I'd be lying if I didn't say it's pretty depressing that the heavy sets I work with now are significantly lower than what I used to warm up with. Yes, I certainly understand that losing 115 lbs will cause me to lose some strength. I also get that I am now 48 years old. Combine that with competing in powerlifting for 30 years and things were eventually going to dip, but I don't have to like it.
I guess it's only natural that if you are in the strength game long enough, you are going to run face first into the law of diminishing returns. The problem is that the physiological issue seems to be exacerbating the psychological issue. I knew it would happen and I thought I'd be prepared, but it's still messing with me.
An option to combat this problem could be to quit lifting. A lot of guys do it, they just stop training. That I don't understand. I friggin' love to train. I can't imaging not lifting. I'd probably go on a five state killing spree without it. Training gives me balance.
Clearly quitting isn't the answer. In order to keep my head out of the noose, I have come up with different challenges for myself. One is my weight loss and body composition. Even though I am not nearly as strong as I have ever been, I am in the best shape of my life. I can at least hang my hat on that.

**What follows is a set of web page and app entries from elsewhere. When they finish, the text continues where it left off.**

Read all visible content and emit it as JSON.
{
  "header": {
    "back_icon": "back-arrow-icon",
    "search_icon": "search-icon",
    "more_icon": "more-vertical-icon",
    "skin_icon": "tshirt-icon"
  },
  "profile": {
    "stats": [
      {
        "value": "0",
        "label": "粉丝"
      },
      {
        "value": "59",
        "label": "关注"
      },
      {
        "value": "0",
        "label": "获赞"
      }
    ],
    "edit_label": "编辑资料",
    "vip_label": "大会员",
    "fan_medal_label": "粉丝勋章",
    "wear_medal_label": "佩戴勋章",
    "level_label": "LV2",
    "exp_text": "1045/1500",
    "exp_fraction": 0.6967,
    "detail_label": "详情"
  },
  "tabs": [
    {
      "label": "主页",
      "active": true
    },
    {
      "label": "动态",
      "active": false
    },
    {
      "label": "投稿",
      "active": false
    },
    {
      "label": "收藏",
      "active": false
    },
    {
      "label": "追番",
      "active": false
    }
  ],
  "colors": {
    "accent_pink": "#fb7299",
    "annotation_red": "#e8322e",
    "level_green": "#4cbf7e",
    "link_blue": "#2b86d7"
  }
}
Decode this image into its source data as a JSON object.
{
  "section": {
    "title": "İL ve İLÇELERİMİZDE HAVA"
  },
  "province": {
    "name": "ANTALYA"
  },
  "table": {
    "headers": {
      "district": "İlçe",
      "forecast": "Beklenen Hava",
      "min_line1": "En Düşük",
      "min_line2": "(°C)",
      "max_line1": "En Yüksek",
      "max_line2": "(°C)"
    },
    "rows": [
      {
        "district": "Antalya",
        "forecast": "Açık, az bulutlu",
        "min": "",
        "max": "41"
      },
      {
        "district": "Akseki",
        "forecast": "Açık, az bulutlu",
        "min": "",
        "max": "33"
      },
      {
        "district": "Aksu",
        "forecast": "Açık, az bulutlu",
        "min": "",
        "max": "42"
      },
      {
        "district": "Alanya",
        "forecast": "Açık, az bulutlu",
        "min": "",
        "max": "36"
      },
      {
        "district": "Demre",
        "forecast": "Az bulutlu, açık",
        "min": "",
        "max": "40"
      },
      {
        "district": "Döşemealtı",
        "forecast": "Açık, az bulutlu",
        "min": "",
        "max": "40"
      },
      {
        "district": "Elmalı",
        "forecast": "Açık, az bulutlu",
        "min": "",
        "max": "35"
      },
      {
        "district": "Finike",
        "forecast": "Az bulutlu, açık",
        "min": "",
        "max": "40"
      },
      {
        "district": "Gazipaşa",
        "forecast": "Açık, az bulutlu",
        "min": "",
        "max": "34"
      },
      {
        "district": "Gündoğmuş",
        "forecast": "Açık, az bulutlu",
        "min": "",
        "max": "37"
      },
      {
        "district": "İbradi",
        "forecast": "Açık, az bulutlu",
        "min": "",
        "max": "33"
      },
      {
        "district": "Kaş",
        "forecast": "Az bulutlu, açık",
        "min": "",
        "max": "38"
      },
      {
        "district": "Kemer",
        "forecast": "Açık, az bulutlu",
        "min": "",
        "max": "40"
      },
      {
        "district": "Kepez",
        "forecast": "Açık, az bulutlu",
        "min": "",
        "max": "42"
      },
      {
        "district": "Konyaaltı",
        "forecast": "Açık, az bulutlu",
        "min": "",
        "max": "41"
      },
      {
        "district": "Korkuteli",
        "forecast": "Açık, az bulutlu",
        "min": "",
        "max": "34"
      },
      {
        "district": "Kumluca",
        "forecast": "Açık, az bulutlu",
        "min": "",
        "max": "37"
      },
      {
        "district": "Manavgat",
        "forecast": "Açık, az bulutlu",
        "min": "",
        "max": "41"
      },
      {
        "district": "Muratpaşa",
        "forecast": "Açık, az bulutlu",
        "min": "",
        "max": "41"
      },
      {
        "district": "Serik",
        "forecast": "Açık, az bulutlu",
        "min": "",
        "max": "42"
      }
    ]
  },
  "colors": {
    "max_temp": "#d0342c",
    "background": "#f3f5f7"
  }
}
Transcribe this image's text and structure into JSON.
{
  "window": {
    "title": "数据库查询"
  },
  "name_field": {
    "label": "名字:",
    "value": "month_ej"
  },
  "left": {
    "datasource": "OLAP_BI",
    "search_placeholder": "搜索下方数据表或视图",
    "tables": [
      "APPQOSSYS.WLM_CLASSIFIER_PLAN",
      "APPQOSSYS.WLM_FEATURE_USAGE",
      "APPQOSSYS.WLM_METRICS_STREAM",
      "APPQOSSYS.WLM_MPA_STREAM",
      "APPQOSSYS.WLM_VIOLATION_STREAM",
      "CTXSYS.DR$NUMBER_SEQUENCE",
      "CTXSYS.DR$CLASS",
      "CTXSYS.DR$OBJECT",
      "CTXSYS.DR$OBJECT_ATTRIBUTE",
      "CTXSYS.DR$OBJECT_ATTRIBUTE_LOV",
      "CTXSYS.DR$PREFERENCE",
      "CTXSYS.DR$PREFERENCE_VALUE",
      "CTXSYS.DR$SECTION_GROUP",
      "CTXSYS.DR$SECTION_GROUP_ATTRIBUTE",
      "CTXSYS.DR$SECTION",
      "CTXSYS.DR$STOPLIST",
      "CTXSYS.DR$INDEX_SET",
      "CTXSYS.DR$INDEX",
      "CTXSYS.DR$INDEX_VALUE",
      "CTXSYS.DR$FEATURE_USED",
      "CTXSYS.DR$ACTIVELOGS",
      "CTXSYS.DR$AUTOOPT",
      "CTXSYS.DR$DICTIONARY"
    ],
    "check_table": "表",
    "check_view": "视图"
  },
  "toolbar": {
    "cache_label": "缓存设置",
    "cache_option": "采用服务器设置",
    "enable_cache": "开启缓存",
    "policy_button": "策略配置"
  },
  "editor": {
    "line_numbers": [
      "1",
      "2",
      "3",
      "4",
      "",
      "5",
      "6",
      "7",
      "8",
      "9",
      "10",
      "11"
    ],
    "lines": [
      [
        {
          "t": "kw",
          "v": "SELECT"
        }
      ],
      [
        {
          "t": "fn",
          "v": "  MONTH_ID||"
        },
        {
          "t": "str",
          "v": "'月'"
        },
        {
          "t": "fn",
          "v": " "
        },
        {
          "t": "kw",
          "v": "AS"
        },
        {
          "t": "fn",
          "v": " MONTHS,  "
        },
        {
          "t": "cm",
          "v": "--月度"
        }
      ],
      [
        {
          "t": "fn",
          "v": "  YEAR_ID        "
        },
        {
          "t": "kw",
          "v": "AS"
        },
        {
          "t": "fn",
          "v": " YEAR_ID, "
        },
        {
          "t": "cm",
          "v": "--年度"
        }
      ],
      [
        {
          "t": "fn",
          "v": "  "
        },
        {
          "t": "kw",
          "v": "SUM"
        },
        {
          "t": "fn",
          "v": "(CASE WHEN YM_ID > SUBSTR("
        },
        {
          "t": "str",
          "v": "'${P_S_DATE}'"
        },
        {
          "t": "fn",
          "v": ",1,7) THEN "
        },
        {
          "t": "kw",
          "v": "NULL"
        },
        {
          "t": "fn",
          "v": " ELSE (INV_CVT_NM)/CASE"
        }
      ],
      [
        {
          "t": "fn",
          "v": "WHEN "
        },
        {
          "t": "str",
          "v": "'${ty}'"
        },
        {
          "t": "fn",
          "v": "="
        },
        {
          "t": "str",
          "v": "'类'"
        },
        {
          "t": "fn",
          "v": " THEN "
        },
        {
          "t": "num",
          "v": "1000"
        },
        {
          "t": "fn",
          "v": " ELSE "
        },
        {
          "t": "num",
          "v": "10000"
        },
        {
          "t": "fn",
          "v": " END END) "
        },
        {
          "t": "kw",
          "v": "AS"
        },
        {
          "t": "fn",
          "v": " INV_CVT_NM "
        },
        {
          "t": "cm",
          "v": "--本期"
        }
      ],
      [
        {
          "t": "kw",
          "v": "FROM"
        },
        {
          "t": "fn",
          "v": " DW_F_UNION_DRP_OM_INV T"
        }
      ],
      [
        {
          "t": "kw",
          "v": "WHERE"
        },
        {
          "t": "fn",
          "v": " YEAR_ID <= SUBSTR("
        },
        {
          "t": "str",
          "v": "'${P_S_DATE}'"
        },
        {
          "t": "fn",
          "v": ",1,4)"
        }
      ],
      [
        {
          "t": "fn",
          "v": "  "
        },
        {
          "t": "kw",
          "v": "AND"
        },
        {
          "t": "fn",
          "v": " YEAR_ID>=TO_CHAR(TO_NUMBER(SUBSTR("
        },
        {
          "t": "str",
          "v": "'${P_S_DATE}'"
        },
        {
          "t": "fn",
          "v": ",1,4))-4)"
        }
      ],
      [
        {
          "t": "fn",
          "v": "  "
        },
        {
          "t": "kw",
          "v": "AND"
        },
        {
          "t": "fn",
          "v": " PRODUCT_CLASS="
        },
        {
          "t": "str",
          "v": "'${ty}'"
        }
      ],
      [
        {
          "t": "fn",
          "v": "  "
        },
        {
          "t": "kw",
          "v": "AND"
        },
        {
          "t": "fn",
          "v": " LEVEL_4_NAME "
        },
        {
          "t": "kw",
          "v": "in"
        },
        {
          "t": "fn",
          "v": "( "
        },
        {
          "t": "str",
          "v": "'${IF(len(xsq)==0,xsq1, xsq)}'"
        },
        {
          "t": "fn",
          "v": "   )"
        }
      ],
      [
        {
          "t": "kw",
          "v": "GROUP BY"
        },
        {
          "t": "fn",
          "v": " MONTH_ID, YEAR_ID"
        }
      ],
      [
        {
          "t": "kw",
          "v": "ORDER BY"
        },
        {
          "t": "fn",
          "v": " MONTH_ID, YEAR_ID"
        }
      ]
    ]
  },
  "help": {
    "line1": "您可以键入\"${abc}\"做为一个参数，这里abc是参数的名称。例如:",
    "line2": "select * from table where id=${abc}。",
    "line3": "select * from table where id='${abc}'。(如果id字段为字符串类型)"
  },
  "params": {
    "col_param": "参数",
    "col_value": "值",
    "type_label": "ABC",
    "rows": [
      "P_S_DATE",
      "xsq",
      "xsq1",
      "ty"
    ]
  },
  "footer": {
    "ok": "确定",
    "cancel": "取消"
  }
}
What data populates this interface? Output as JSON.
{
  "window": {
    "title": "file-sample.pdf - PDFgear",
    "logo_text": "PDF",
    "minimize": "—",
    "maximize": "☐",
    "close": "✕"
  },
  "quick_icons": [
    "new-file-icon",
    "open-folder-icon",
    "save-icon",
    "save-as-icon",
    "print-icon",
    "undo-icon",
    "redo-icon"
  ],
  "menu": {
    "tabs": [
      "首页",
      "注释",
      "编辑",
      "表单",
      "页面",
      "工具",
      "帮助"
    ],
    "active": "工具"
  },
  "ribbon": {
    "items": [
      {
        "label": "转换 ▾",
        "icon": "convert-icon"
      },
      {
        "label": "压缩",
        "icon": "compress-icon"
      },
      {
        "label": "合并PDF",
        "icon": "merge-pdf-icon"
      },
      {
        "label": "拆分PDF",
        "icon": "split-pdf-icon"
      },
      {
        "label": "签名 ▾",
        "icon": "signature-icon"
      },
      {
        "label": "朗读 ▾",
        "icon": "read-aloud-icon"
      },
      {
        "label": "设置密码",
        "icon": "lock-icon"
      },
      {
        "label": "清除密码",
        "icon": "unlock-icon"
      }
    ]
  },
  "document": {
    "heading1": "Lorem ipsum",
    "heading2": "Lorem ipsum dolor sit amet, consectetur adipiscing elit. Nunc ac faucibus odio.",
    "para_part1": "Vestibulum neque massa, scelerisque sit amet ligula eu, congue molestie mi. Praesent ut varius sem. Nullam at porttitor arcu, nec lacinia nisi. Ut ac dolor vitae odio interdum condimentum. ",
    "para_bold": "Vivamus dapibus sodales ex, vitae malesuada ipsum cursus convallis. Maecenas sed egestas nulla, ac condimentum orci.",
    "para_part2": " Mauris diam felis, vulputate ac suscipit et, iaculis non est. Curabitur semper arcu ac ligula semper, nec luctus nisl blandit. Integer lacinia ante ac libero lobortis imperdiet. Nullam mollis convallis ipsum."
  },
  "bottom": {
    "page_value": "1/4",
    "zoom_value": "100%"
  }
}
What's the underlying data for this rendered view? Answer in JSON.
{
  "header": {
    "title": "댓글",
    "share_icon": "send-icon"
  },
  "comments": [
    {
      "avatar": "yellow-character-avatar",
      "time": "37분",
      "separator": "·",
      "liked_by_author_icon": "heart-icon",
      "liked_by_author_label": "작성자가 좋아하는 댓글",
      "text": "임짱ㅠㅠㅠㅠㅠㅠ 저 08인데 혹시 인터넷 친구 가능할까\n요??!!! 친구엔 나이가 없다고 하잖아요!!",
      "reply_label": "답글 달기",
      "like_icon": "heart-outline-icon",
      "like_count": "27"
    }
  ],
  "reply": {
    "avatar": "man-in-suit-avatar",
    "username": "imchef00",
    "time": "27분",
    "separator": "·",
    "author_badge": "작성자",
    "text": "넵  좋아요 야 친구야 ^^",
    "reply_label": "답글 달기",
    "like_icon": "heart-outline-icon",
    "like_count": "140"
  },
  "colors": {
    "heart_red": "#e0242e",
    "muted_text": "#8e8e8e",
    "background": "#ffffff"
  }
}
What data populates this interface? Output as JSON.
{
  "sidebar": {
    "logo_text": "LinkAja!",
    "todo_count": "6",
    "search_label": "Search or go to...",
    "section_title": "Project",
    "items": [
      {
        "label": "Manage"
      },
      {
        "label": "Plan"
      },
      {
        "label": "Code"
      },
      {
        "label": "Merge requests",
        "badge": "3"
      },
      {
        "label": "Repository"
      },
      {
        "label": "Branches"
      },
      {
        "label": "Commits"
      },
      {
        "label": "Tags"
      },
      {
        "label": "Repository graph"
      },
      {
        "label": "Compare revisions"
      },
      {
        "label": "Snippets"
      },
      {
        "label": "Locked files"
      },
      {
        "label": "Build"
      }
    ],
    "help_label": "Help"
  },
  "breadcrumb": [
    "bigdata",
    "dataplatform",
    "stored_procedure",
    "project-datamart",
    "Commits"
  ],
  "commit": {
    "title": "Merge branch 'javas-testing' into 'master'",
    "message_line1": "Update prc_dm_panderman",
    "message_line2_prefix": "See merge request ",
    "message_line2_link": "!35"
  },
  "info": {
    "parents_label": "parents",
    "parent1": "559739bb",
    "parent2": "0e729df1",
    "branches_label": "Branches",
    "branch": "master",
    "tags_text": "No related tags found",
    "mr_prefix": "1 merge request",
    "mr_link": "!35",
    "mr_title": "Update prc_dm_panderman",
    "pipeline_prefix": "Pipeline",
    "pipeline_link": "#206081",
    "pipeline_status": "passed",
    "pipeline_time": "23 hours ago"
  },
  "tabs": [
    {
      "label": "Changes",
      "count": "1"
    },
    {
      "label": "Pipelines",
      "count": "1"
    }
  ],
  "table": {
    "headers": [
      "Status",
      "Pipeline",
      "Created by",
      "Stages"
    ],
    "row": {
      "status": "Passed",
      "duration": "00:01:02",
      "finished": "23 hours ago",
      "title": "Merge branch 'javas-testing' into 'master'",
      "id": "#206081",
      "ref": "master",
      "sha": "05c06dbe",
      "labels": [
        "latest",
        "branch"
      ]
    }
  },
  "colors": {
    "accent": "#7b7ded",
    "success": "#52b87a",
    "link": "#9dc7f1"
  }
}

Another thing I can do now is condition much harder. As a result, I am able to do something I haven't really done since I was a kid, run. I am not running on a regular basis, but it's nice to be able to do it when I want. I'm thinking I'll look into running some 5k's.
With the improved conditioning Jess and I have also done more hiking over the past couple of years. This summer we went on a pretty aggressive hike that took a good five hours. Something I have wanted to tackle for years is to hike Mount Washington. It might not be Everest, but it's not something I could not have done a few years ago either. I plan to tackle that in 2018.
The last challenge on the horizon isn't exactly new. Jess and I are doing a couples strongman contest in December. We had done it once before, but were in the heavyweight division that time. We'll be lightweights for this event. It was very competitive and it was a blast even though I popped my hamstring. It will be another way I can test my strength along with my conditioning. Plus it's for a great cause, Catchaliftfund.org. It provides funding for gym memberships and equipment to post 9/11 combat wounded veterans. You can't beat that.
So that's how I'm coping. I'm training as hard as I can and finding new things to challenge myself with. Not to forget enjoying life in general and everything I have been blessed with. While getting weaker is a huge kick in the balls, luckily it's not the only thing I have going on in my life.
Just remember if you are in the same place I am presently or anticipate it down the road, being able to start each day safe, happy, and healthy is a pr of its own. At least that's what I keep telling myself.
I can certainly relate to not only getting older, lighter and weaker, but also periods of overtraining and dramatic strength loss during my 40s when I was blowing it up on the platform. I haven't lost 115 pounds but my top all time weight was 250 and I weighed in at 189 before the Hellhound meet last weekend. I'm with you brother. God made me to lift for my own peace and the peace of others in general. We've got to keep going and make adjustments. I am blessed to say that my 625 pull was a triple bodyweight PR for me and I've been told ranks me No. 1 on powerwatch masters (50-59) single ply deadlift. Let's set our sights on it. Lenny and I are shooting for the 60-600 club, that being a 600 + squat or deadlift at age 60. I've only got a couple of years to go. I know I'll make it and then slow down a little, or not.
Now some time later i still have the injury but no pain in the movement. I work full time in a beef slaughter house in a 12 hour shift and still have no time for my life long passion of pumping heavy iron. Still at 210 lbs i have shrunk in size some at 5' 10" and my strength has dropped some but am always told i look more in shape than most men half my age. I plan on retirement in a few years and hope to make it back to the gym to start my return. I hope to be able to press those 100 lb dumbbells behind the neck and shrug the 120's once again. Not having health care would put a damper on having this sternum and clavacle operated on so a few tips on working upper body with this type of injury would be appreciated. Keep the flame of health and vigor burning, 70 and 80 will be building years i hope!